To paraphrase one local farmer: “It’s as if we’re farming for fun.”
That’s what one Plainfield farmer told KWWL today. Soybean farmers in Northeast Iowa say they’re struggling to make money, as the U.S. and China struggle over a trade agreement.
Cedar Falls farmer Jim Fitkin says this year, he’s planting 20 percent fewer soybeans than he’d normally plant. He says a big reason why is soybean prices are dropping as the trade war between China and the U.S. continues.
“China was our main customer for soybeans and they’re not buying, and that’s changed the price. I have a couple fields I planned on planting as soybeans, and I planted them as corn instead,” he says.
Changing his normal crop rotation…
“I try to have a two years planting corn, one year soybean rotation, and I disrupted that this year because there’s no money in planting beans; there’s a little more money in planting corn.”
KWWL also spoke with a farmer in Plainfield. Farmer Rick Juckems says he’s keeping his normal routine, but he is nervous.
“It’s actually costing you money to grow crops and you can’t make it back right now at these prices, so we’re just farming for fun,” he says.
Juckems also talked about trying to get other countries to buy more soybeans from Iowa.
Most recently, President Trump increased tariffs on $200 billion worth of Chinese goods.

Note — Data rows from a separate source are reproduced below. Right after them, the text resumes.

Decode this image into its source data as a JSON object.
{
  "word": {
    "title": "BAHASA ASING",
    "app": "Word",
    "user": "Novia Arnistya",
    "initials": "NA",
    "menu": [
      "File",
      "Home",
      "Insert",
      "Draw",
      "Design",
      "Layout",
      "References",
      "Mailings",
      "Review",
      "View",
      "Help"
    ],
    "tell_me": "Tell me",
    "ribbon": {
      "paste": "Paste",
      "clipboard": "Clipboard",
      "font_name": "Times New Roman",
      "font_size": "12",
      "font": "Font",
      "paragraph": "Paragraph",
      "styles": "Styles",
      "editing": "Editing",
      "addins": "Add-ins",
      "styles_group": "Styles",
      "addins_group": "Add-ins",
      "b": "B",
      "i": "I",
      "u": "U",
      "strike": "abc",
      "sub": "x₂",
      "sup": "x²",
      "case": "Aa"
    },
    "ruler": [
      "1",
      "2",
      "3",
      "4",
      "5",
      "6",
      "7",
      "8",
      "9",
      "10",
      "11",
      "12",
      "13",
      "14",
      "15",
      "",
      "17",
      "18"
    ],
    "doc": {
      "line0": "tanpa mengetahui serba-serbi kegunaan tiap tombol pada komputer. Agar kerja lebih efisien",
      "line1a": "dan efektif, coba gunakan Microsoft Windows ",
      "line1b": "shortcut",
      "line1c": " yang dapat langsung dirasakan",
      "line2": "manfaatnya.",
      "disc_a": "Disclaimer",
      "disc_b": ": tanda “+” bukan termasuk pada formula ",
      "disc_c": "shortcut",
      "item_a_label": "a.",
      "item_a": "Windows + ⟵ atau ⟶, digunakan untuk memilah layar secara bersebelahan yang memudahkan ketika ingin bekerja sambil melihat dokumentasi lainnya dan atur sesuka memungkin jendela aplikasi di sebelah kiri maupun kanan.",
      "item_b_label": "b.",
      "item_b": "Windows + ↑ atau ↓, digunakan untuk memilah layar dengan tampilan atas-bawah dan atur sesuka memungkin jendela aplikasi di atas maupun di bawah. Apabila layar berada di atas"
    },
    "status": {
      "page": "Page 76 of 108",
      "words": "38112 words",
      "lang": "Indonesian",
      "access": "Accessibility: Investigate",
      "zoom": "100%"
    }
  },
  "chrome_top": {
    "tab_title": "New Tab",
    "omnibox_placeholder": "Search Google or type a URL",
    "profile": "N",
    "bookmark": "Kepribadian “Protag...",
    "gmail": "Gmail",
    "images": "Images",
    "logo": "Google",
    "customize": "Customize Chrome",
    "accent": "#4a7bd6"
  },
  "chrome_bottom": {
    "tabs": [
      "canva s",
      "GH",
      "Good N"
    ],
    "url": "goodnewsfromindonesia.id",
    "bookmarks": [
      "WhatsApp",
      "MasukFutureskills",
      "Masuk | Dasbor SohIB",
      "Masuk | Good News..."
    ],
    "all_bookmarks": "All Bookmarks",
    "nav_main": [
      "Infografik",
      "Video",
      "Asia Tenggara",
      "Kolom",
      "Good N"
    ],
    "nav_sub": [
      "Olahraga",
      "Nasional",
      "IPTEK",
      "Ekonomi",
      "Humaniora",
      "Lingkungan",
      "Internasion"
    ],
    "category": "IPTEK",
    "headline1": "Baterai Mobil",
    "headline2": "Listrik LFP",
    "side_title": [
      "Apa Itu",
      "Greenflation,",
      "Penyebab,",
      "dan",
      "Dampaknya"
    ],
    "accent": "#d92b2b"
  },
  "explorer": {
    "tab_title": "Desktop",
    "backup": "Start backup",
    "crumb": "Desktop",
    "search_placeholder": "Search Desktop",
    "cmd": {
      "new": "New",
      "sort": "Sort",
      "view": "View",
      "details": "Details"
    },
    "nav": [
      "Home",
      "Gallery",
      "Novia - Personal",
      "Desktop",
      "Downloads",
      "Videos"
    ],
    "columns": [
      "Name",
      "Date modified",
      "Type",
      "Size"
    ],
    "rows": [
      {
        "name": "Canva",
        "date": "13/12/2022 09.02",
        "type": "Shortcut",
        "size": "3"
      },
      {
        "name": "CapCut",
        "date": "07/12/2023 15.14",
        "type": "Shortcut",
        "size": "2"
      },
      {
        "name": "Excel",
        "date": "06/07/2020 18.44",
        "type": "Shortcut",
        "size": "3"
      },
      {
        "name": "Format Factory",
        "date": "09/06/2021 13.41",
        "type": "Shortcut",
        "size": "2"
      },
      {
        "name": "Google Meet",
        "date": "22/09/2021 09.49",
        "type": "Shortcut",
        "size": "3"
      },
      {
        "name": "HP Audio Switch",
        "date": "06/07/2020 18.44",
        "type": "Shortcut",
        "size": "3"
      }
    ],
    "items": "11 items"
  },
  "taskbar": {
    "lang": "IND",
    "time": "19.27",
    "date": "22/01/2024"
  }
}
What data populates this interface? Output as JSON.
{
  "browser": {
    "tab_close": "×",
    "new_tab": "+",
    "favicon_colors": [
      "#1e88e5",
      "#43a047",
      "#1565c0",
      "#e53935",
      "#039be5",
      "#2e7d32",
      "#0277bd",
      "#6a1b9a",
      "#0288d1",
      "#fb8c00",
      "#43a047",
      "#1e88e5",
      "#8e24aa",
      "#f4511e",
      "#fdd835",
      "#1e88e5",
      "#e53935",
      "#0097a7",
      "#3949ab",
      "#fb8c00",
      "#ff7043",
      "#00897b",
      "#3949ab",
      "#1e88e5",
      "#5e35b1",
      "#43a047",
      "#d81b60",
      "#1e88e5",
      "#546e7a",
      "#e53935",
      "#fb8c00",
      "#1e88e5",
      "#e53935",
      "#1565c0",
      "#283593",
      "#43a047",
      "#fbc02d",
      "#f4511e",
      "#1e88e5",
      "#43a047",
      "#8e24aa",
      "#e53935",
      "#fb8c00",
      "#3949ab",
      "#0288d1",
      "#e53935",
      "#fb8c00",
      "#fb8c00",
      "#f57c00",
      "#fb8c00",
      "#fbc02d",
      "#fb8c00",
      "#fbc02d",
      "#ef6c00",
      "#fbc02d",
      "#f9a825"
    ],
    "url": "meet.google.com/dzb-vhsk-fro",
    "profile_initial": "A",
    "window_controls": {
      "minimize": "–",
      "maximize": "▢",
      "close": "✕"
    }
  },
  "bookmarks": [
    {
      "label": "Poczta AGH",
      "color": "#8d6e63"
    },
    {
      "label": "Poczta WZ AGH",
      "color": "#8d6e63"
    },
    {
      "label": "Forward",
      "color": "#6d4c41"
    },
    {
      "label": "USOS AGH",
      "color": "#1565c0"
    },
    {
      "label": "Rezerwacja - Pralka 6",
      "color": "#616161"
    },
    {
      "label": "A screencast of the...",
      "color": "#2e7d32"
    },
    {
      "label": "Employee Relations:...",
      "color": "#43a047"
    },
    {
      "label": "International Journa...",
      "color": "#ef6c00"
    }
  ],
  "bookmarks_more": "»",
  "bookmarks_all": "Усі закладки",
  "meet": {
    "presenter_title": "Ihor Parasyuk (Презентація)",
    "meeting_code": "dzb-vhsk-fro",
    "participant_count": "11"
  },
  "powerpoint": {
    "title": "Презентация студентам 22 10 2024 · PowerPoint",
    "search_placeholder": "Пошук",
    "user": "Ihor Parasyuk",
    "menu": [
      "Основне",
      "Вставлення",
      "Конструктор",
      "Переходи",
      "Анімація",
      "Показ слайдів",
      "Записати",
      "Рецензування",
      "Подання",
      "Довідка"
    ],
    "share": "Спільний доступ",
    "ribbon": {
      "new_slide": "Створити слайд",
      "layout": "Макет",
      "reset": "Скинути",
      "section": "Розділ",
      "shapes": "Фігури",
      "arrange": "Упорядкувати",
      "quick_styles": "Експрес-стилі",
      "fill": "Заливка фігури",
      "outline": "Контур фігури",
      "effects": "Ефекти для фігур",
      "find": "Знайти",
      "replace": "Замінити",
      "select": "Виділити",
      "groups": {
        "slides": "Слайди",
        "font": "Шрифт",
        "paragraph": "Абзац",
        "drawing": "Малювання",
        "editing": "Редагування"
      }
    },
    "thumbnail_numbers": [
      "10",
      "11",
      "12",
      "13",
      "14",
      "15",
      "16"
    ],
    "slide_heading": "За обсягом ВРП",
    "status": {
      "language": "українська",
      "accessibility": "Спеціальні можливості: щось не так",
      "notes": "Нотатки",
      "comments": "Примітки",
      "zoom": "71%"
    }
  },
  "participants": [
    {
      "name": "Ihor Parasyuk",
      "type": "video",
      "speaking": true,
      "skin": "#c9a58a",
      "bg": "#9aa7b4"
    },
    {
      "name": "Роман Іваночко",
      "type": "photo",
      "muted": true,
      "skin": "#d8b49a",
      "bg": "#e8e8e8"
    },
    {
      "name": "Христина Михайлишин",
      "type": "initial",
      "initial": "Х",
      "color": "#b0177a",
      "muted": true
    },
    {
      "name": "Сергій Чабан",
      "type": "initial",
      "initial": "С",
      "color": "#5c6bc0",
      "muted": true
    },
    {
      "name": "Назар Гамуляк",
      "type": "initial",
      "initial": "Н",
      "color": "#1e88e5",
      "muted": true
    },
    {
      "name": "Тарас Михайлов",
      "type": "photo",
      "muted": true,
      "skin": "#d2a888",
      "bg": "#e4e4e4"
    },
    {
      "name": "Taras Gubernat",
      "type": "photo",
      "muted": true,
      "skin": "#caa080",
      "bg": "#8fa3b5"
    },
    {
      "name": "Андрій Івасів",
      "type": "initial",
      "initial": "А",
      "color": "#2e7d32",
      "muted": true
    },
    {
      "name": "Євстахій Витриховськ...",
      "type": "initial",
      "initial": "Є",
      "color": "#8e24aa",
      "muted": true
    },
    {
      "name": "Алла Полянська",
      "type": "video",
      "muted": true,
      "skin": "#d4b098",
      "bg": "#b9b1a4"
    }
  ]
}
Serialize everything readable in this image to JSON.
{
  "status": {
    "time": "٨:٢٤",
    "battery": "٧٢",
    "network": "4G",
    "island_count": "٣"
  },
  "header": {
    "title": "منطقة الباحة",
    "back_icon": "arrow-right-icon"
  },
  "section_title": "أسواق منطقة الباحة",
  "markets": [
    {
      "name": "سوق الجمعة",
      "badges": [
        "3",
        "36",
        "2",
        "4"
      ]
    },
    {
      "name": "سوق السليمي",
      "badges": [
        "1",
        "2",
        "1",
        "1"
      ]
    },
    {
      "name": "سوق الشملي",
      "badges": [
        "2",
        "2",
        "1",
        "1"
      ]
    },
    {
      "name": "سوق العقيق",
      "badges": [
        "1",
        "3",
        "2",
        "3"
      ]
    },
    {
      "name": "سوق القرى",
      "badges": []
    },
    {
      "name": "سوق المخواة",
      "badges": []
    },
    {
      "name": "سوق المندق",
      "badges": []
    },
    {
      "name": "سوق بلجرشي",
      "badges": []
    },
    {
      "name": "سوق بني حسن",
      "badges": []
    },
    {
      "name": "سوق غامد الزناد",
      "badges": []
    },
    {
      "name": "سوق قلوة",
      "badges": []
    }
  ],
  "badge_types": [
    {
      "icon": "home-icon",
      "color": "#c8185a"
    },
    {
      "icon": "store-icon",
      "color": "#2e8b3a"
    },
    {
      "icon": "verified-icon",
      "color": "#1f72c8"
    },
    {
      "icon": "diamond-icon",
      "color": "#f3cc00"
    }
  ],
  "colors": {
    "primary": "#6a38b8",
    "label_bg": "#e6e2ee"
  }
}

Beijing retaliated two days ago, and they raised tariffs on $60 billion of U.S. items.